The primary purpose of this method is to return information about the object, so it is a query method, with a mutation method aspect thrown in. It is obvious that the clean conceptual scheme discussed above does not work nicely in this situation. Still the query method aspect is dominating the mutation method aspect, which justifies calling it a query method. From a practical perspective, you simply need to add to the method documentation that this method is a query method that increments a counter as a side-effect.

Another well-known example is the "Object nextElement()" method of Enumeration for iterating over a collection. This method does three things: It first marks the current element, then advances the position pointer, and finally returns the former current element to the client. Again, this method has both a query and a mutation aspect to it. In my opinion, the query aspect is stronger than the mutation aspect, so I think it is a query method.

From a design perspective, it is cleaner to have two separate methods: one that returns the current element and another one that advances the position pointer. From a practical perspective, you can merge these two methods if you know what you are doing. And in fact, iterating over a collection is such a well-known idiom that every seasoned Java developer knows what he or she is doing when calling "nextElement()."

Yet another common idiom is lazy initialization, as discussed above under initialization methods. Here, a get method is also a hidden initialization method. Again, the main purpose of the method is to return a field's value, which is implemented by initializing the field in the first place before returning its value.

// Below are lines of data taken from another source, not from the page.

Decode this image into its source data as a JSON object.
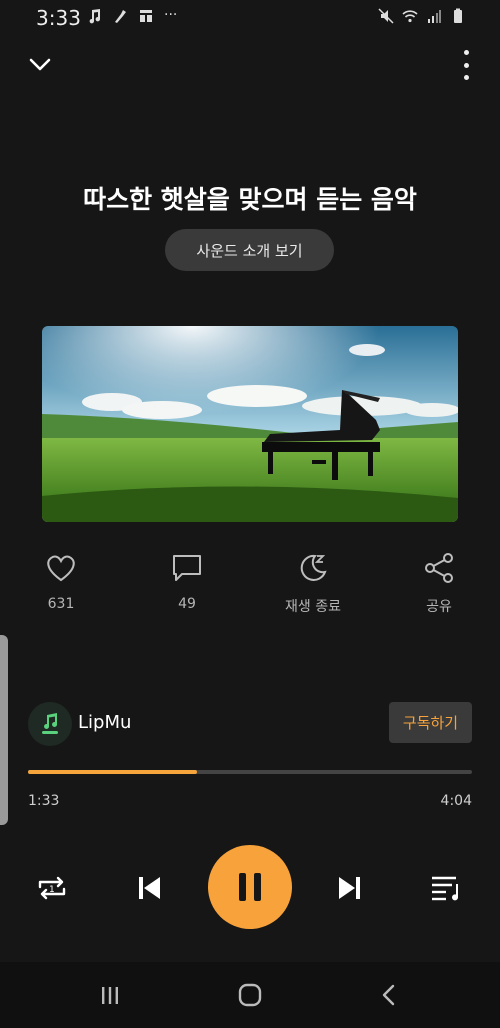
{
  "status_bar": {
    "time": "3:33",
    "more": "···",
    "icons_left": [
      "music-note-icon",
      "tool-icon",
      "grid-icon"
    ],
    "icons_right": [
      "mute-icon",
      "wifi-icon",
      "signal-icon",
      "battery-icon"
    ]
  },
  "header": {
    "title": "따스한 햇살을 맞으며 듣는 음악",
    "sound_intro_label": "사운드 소개 보기"
  },
  "actions": [
    {
      "icon": "heart-icon",
      "label": "631"
    },
    {
      "icon": "comment-icon",
      "label": "49"
    },
    {
      "icon": "sleep-timer-icon",
      "label": "재생 종료"
    },
    {
      "icon": "share-icon",
      "label": "공유"
    }
  ],
  "channel": {
    "name": "LipMu",
    "subscribe_label": "구독하기"
  },
  "progress": {
    "current": "1:33",
    "total": "4:04",
    "fraction": 0.38
  },
  "colors": {
    "accent": "#f7a23a",
    "background": "#161616"
  }
}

Whenever I face a situation of mixing different method types in one method, I think hard about whether it isn't better to split up the method into two. Most of the time, it is. If not, I don't worry too much either. Methods are there for us to make life easier, not to make it more complicated because some abstract scheme tells us so.

What Have We Gained?

Armed with the vocabulary of method types, we can both better implement and document the code. For example, we can introduce a Javadoc tag @methodtype and then provide the name of the method's type. This tag helps concisely convey information about the method being documented, much more effectively than a verbose description could do. Listing 9 presents some sample annotations.

In a future article, we'll add to the annotations of Listing 9 method properties such as "convenience method" or "template method" that concisely document how a method is to be used and how it is implemented.


We've provided a vocabulary to more effectively talk about methods in Java interfaces and classes. We've provided the most common method types and given them a precise definition. If you feel that we've left out some key method types, let us know. If you know further aliases for the names of the method types provided here, also let me know. You can find a growing catalog of these and other method types as well as the source code of the examples at


I would like to thank my colleagues Dirk Bäumer, Daniel Megert, Wolf Siberski, and Hans Wegener for their comments. The method type names are taken from several different sources: Arnold and Gosling's Java, the Programming Language, Kent Beck's Smalltalk Best Practice Patterns, the Gang-of-Four's Design Patterns. and, most importantly, from common knowledge and use.


  1. Arnold, K. and J. Gosling, The Java Programming Language. Addison-Wesley, 1996.
  2. Beck, K., Smalltalk Best Practice Patterns. Prentice Hall, 1996.
  3. Gamma, E., et al., Design Patterns: Elements of Reusable Object-Oriented Software, Addison-Wesley, 1995.
  4. Meyer, B., Object-Oriented Software Construction, 2nd Edition, Prentice Hall, 1998.
  5. Riehle, D. and E. Dubach, "Working With Java Interfaces and Classes: How to Separate Interfaces From Implementations," Java Report, Vol. 4, No. 7, July 1999, pp 35-46.
  6. Riehle, D. and E. Dubach, "Working with Java Interfaces and Classes: How to maximize design and code reuse in the face of inheritance," Java Report, Vol. 4, No. 10, Oct. 1999, pp 34-46.